|US4798886 *||Mar 12, 1987||Jan 17, 1989||Takeda Chemical Industries, Ltd.||Mutual separation of proteins|
|US5256769 *||Sep 11, 1985||Oct 26, 1993||Takeda Chemical Industries, Ltd.||Mutual separation of proteins|
|US5262309 *||Sep 22, 1989||Nov 16, 1993||Teijin Limited||Terminal modifications of tumor necrosis factor|
|US5451662 *||Aug 12, 1993||Sep 19, 1995||Schering Corporation||Method of purifying protein|
|US7285269||Dec 2, 2003||Oct 23, 2007||Amgen Fremont, Inc.||Antibodies directed to tumor necrosis factor|
|US7718386||May 25, 1995||May 18, 2010||The Regents Of The University Of California||Methods for the diagnosis of diabetes|
|US8101178||Oct 22, 2007||Jan 24, 2012||Amgen Fremont Inc.||Antibodies directed to tumor necrosis factor and uses thereof|
|US20050049402 *||Dec 2, 2003||Mar 3, 2005||Babcook John S.||Antibodies directed to tumor necrosis factor and uses thereof|
|US20080187531 *||Oct 22, 2007||Aug 7, 2008||Babcook John S||Antibodies directed to tumor necrosis factor and uses thereof|
|U.S. Classification||530/416, 530/417, 530/412, 530/351, 435/803|
|International Classification||A61K38/16, C07K14/525|
|Cooperative Classification||Y10S435/803, C07K14/525|
|Nov 17, 1987||AS||Assignment|
Owner name: BASF AKTIENGESELLSCHAFT, 6700 LUDWIGSHAFEN, RHEINL
Free format text: ASSIGNMENT OF ASSIGNORS INTEREST.;ASSIGNORS:HILLEN, HEINZ;MOESTA, PETER;MARCINOWSKI, STEFAN;REEL/FRAME:004783/0268
Effective date: 19860703
Owner name: BASF AKTIENGESELLSCHAFT,GERMANY

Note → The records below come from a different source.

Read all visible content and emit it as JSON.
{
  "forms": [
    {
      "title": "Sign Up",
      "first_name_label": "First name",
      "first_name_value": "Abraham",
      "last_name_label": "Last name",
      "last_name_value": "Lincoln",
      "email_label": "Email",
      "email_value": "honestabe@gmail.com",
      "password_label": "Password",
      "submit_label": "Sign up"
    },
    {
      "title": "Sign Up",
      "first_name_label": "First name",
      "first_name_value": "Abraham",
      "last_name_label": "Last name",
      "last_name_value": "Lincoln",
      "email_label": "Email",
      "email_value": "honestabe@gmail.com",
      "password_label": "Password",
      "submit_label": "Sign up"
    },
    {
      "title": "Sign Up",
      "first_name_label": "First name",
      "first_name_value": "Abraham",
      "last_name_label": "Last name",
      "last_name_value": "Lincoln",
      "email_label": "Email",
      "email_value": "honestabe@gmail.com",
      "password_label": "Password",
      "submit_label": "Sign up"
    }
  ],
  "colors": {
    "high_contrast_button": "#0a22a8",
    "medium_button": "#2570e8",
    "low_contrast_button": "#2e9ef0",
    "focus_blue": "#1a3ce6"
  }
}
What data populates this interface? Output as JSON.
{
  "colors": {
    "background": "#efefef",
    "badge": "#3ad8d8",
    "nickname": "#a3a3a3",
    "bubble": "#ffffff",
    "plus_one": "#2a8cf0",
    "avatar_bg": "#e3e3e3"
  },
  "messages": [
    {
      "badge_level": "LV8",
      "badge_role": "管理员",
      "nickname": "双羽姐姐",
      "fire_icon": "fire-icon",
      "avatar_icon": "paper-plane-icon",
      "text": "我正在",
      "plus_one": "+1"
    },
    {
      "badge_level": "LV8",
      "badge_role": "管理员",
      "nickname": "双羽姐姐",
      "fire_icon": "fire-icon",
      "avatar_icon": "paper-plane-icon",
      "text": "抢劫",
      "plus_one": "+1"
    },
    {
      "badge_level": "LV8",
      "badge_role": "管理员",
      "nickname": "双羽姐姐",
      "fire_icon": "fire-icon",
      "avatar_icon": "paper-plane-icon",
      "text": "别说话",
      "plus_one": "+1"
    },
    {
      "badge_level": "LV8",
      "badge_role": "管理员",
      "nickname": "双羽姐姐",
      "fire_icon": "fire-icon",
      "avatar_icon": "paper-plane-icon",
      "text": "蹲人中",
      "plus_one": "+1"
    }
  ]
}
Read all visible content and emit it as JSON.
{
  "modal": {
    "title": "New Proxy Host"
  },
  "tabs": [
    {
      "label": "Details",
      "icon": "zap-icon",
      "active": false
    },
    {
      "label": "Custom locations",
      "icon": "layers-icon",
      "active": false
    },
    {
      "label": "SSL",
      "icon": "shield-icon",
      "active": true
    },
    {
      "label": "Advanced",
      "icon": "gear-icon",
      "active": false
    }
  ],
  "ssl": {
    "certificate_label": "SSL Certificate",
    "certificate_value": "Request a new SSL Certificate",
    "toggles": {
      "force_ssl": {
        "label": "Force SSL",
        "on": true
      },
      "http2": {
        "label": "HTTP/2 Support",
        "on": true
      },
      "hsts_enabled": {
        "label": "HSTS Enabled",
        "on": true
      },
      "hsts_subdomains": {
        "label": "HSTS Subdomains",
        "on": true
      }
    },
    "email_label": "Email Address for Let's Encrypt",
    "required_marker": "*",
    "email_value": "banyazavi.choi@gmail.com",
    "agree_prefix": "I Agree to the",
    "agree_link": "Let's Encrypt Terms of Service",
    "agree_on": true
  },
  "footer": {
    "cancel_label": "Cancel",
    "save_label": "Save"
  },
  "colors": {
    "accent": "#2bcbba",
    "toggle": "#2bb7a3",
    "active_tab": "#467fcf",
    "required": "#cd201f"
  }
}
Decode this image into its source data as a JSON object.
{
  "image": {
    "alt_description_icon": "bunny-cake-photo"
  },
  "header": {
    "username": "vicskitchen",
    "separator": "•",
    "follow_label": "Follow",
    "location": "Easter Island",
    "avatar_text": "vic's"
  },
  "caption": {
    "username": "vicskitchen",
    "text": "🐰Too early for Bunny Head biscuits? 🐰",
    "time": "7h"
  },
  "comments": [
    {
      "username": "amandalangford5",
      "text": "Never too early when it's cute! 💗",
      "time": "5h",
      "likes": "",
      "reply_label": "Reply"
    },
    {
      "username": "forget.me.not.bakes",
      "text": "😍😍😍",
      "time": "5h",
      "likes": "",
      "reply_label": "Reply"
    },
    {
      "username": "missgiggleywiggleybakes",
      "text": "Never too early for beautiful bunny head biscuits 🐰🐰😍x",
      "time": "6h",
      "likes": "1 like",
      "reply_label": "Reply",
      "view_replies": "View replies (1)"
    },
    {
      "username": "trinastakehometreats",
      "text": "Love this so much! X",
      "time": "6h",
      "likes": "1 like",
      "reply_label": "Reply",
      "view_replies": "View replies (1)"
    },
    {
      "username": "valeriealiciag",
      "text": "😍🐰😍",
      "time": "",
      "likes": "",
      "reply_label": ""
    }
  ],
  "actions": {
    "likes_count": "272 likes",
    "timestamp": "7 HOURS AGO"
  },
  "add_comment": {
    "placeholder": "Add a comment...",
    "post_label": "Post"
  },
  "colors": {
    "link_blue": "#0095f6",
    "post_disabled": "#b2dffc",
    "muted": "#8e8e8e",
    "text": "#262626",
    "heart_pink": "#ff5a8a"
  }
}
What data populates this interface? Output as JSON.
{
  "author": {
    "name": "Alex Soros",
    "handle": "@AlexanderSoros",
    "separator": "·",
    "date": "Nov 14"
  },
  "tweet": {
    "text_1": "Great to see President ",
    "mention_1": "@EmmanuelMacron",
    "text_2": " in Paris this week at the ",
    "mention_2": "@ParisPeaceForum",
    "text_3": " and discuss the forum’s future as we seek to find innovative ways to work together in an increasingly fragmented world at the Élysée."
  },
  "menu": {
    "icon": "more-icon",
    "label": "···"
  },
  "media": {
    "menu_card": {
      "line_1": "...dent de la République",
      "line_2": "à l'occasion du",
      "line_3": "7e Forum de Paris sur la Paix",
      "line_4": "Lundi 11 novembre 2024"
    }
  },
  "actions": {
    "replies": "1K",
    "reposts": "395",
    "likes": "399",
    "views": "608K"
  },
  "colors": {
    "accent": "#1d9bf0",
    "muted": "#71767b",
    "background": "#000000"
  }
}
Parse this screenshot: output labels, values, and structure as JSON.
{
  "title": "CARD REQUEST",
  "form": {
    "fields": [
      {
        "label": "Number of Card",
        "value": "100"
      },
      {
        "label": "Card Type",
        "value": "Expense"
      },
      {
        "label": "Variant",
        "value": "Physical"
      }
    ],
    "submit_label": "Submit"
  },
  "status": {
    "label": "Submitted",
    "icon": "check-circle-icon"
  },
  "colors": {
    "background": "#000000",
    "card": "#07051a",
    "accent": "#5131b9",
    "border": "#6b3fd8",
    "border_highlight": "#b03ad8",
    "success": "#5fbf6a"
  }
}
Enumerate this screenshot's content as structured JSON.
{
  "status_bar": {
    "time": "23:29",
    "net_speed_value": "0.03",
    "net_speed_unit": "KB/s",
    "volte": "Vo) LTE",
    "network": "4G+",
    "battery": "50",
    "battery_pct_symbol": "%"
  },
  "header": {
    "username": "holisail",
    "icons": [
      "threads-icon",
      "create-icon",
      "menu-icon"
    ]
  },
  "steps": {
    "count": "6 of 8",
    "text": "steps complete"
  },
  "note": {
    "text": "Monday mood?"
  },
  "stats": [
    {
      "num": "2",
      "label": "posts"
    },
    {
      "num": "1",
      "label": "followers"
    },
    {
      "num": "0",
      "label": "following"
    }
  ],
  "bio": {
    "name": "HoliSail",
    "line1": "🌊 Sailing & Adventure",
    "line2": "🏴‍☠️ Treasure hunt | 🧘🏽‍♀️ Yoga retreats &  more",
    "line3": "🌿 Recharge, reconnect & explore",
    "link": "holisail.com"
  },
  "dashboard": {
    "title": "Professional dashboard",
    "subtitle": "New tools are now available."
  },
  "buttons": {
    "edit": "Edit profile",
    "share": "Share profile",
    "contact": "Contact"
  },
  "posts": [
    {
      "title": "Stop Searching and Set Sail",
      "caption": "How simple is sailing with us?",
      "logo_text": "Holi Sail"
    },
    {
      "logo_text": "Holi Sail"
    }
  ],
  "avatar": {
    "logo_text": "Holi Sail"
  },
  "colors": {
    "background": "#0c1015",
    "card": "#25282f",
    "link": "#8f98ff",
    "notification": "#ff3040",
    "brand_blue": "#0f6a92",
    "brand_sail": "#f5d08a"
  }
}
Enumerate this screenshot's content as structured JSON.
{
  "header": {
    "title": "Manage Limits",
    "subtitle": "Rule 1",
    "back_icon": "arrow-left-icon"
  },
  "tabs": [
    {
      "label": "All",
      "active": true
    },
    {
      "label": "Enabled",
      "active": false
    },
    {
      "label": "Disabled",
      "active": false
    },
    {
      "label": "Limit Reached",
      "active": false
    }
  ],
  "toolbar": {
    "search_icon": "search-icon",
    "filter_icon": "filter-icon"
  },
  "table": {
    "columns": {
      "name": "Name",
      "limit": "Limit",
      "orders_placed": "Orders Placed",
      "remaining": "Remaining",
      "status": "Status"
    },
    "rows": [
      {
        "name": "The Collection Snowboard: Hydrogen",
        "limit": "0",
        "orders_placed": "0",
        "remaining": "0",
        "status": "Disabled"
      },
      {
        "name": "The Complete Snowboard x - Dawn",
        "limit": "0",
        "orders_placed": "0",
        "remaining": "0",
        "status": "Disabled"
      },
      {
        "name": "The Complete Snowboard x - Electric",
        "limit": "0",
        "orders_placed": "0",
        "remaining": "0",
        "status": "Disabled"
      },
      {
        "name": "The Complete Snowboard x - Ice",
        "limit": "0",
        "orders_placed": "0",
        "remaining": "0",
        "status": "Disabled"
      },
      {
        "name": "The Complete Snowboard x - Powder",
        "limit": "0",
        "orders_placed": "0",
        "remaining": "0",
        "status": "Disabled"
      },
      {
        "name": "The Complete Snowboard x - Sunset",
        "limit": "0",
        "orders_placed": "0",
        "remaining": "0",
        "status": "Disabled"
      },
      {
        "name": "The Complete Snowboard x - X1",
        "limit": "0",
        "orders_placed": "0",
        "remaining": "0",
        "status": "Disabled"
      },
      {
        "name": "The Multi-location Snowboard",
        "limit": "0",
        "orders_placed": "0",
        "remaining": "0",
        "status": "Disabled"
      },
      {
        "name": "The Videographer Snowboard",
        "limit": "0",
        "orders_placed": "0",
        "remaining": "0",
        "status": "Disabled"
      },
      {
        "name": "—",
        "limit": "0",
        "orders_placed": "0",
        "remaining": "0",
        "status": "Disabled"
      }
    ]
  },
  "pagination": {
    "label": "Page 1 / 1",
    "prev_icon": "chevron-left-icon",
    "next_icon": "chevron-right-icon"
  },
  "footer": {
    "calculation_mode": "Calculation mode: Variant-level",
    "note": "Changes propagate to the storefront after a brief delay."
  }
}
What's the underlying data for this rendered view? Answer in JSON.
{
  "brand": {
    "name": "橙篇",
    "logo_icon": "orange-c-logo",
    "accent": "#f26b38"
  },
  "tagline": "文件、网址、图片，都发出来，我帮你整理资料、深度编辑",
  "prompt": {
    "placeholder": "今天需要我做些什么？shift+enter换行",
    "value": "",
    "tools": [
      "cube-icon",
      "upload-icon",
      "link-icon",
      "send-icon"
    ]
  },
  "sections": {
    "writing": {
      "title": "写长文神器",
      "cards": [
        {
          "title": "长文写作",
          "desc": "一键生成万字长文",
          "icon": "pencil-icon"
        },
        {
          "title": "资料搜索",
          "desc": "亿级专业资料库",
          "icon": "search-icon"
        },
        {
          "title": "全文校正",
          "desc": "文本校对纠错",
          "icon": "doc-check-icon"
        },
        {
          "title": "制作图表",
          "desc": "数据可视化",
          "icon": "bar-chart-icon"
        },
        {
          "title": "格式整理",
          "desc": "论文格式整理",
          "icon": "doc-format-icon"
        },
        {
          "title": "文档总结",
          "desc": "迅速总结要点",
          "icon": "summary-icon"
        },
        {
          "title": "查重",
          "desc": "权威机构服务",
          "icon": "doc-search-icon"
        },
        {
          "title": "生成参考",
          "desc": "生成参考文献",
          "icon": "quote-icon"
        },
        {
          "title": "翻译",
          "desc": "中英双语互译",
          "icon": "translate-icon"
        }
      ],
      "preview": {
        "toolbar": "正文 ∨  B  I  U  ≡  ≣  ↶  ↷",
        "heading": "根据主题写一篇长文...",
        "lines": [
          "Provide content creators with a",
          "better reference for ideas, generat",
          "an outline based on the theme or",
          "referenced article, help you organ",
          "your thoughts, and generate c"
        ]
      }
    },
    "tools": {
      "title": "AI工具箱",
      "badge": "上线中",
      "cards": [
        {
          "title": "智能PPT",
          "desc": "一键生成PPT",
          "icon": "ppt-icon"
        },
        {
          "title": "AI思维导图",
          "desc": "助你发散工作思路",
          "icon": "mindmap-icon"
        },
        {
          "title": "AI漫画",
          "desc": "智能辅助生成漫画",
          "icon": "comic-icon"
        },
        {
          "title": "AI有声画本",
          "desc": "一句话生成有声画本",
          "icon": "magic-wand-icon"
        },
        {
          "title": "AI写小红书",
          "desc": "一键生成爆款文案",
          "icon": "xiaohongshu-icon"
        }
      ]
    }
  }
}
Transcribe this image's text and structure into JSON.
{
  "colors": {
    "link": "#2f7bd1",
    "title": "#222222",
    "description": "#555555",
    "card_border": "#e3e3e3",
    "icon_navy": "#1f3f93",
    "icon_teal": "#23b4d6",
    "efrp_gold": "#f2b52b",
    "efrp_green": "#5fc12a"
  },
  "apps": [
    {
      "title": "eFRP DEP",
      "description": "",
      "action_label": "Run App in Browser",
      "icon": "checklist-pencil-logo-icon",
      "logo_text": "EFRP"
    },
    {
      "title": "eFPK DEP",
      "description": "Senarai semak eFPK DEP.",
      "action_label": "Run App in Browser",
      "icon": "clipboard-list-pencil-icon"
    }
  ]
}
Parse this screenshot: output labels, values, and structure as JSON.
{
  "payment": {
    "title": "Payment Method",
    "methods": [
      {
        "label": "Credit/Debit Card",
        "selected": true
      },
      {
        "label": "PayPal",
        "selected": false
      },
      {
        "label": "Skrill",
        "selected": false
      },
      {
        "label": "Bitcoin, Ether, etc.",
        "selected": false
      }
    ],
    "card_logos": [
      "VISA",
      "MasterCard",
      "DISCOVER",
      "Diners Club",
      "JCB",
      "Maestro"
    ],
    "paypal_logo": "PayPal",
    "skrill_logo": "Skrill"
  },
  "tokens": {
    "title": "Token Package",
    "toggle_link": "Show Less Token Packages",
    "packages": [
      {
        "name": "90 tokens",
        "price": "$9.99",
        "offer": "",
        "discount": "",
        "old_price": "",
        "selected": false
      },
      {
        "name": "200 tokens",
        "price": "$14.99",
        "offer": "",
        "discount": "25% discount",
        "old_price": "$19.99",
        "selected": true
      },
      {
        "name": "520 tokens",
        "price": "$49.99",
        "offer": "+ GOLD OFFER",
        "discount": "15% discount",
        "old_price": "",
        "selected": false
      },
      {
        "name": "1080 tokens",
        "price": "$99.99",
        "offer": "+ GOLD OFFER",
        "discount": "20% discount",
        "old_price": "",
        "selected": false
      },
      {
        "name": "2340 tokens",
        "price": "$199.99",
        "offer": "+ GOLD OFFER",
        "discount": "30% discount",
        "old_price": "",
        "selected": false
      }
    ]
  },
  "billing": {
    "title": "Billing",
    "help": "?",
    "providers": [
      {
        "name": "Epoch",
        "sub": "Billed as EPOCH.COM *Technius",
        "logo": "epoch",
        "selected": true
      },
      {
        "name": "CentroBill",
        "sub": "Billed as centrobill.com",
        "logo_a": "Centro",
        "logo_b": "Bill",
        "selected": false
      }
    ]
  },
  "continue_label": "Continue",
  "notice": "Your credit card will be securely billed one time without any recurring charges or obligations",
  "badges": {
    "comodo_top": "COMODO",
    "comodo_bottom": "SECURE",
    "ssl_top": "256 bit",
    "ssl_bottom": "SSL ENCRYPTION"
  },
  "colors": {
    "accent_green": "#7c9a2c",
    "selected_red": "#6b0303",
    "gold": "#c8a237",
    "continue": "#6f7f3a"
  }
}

Free format text: ASSIGNMENT OF ASSIGNORS INTEREST;ASSIGNORS:HILLEN, HEINZ;MOESTA, PETER;MARCINOWSKI, STEFAN;REEL/FRAME:004783/0268
Effective date: 19860703
|Sep 30, 1991||FPAY||Fee payment|
Year of fee payment: 4
|Mar 2, 1993||DI||Adverse decision in interference|
|Nov 14, 1995||REMI||Maintenance fee reminder mailed|
|Apr 7, 1996||LAPS||Lapse for failure to pay maintenance fees|
|Jun 18, 1996||FP||Expired due to failure to pay maintenance fee|
Effective date: 19960410